Corn is a common ingredient in most pet foods. But what about the popped variety?
Great news! In moderation, certain types of plain popcorn can be a tasty, low-calorie snack for dogs. But it's important to note that not all types of popcorn are safe for our furry friends: Flavored or salted varieties should be avoided, as they contain added ingredients that can be harmful to dogs. (In other words, keep the movie theater version to yourself.)
When feeding popcorn to your dog, be absolutely sure there aren't any unpopped kernels lurking. These hard kernels pose a choking hazard, and can cause damage to your dog's teeth if crunched on too hard. And keep portion sizes small; the high fiber content in popcorn may cause gastrointestinal discomfort if your dog eats too much.
As always, consult with your veterinarian before introducing a new food item into your pet's diet! If your dog eats popcorn (or any food) and begins showing signs of illness such as lethargy, diarrhea, or vomiting, reach out to your veterinarian immediately. And if your pet requires veterinary care because of something they ate, pet insurance may help cover the cost of treatment.

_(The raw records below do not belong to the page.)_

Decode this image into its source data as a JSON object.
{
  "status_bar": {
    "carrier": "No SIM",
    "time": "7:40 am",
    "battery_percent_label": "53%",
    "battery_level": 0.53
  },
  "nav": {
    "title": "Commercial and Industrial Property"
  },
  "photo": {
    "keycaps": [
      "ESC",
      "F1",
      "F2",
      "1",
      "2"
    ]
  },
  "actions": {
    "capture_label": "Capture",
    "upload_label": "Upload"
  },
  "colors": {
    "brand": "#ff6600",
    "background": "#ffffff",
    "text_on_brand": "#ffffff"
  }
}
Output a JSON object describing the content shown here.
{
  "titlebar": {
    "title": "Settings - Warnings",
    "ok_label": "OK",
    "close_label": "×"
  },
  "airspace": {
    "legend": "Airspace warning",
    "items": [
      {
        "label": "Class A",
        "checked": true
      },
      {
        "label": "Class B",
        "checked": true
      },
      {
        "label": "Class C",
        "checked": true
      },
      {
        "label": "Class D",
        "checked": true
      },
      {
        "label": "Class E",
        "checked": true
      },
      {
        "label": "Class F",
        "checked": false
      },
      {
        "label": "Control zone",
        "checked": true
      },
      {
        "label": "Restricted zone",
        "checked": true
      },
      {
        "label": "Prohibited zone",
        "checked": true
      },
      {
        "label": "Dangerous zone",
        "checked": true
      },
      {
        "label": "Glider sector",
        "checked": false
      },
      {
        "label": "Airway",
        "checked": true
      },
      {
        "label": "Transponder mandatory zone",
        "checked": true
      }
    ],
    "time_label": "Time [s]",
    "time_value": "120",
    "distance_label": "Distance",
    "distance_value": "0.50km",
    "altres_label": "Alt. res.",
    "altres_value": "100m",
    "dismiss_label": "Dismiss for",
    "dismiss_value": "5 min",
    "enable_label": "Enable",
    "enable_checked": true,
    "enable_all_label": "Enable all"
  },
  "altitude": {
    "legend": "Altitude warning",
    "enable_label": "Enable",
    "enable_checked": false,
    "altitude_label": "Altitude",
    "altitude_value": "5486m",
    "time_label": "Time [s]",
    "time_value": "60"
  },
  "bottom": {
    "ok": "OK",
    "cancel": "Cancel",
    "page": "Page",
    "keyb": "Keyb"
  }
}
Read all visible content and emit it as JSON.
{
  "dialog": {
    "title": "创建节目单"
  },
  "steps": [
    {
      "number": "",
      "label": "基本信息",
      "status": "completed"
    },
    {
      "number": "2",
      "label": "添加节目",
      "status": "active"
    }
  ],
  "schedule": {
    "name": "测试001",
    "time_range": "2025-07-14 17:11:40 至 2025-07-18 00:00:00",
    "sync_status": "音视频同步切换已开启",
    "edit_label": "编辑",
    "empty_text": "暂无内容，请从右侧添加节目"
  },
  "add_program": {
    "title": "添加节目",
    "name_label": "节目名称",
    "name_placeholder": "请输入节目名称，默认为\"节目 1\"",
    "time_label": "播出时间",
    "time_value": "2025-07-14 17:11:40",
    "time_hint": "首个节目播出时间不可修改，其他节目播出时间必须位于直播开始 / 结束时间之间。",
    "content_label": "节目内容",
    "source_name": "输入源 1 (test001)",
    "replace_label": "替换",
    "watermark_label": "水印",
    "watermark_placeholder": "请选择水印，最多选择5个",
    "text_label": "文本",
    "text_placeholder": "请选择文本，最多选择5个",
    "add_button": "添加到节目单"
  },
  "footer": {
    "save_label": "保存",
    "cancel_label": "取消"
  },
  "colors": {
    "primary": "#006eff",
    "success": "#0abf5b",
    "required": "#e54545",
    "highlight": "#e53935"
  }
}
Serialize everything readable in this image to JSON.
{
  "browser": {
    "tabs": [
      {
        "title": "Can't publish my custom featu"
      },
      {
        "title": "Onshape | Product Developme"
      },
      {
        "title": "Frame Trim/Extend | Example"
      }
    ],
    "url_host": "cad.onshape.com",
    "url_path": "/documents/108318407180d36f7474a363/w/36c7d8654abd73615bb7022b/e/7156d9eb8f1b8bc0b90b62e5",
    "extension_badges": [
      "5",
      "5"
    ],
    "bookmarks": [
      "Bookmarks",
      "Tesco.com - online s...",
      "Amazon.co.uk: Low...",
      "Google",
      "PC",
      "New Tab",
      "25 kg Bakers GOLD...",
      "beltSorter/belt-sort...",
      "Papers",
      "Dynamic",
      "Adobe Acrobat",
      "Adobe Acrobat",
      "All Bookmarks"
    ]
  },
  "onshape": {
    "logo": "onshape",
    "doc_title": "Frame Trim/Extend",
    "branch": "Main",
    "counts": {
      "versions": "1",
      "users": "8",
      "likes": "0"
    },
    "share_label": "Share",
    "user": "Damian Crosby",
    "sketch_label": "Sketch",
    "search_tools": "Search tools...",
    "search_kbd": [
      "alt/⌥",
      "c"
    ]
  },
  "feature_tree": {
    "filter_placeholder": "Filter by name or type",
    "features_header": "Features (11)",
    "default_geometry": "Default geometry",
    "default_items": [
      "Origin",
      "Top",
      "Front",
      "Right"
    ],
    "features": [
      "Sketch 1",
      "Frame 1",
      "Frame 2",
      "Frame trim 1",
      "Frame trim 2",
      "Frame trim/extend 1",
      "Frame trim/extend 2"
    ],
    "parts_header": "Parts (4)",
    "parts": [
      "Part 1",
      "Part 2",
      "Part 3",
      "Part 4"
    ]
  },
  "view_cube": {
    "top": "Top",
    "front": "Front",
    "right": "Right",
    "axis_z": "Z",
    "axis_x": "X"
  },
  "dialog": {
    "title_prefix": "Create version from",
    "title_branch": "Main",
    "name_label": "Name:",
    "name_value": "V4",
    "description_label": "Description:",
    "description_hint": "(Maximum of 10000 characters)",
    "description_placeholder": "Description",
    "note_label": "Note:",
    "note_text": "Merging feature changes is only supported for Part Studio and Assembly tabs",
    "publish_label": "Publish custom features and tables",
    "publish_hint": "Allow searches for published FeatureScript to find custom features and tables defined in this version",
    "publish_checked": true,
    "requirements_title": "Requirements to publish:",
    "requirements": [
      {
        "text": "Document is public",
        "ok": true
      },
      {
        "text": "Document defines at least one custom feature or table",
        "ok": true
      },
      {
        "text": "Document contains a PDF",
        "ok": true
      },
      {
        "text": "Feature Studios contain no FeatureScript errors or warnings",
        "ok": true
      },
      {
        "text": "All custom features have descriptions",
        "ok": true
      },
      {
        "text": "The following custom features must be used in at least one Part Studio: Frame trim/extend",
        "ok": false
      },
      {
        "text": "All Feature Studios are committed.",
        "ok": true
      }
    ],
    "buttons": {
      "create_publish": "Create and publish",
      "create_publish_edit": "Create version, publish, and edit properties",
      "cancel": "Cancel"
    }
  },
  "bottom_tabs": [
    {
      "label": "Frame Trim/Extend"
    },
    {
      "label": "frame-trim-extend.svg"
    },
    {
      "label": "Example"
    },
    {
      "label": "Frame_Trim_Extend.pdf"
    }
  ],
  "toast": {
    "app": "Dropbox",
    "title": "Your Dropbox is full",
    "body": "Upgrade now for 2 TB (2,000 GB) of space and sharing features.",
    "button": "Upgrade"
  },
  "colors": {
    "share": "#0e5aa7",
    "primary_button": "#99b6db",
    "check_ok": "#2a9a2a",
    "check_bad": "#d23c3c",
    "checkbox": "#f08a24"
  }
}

The good news is that plain popcorn, in moderation, can be safe for cats! Popcorn contains dietary fiber, which aids in digestion and helps keep the digestive system running smoothly. It also contains small amounts of protein, which can help maintain muscle mass.
But there are a few things to consider before offering your cat this treat.
Firstly, remember that you should only feed your cat popcorn as an occasional treat and not as a regular part of their diet. Most types of popcorn contain high amounts of salt and butter, which can cause digestive issues such as vomiting and diarrhea if eaten in excess. And even the plain kind offers limited nutritional value beyond fiber. (As obligate carnivores, cats need to get most of their nutrients from meat-based foods.) Finally, make sure your cat doesn't eat any unpopped kernels, as these can cause broken teeth or even choking.
As always, consult with your veterinarian before introducing a new food item into your pet's diet! If your cat eats popcorn (or any food) and begins showing signs of illness such as lethargy, diarrhea, or vomiting, reach out to your veterinarian immediately. And if your pet requires veterinary care because of something they ate, pet insurance may help cover the cost of treatment.
The suggestions offered here are for informational purposes only and are not a substitute for pet-specific advice from your veterinarian. Never disregard your vet’s recommendations, or delay in acting on them, based on something you have read on this site. Regardless of how a food is rated here, any food that you give your pet can pose potential health risks, including allergic reactions, choking, or other health conditions such as bloat. Always monitor your pet while they’re eating, and never introduce a new food into your pet’s diet without first consulting your veterinarian.
Pet Poison Emergency Protocol
If your pet is acting sick, call your regular veterinarian immediately. If your regular veterinarian is closed, call a nearby on-call veterinarian, animal urgent care, or veterinary emergency hospital. If your pet is not acting sick but you think they may have been exposed to a poison, call the ASPCA Animal Poison Control Center (888-426-4435) or Pet Poison Helpline (855-764-7661).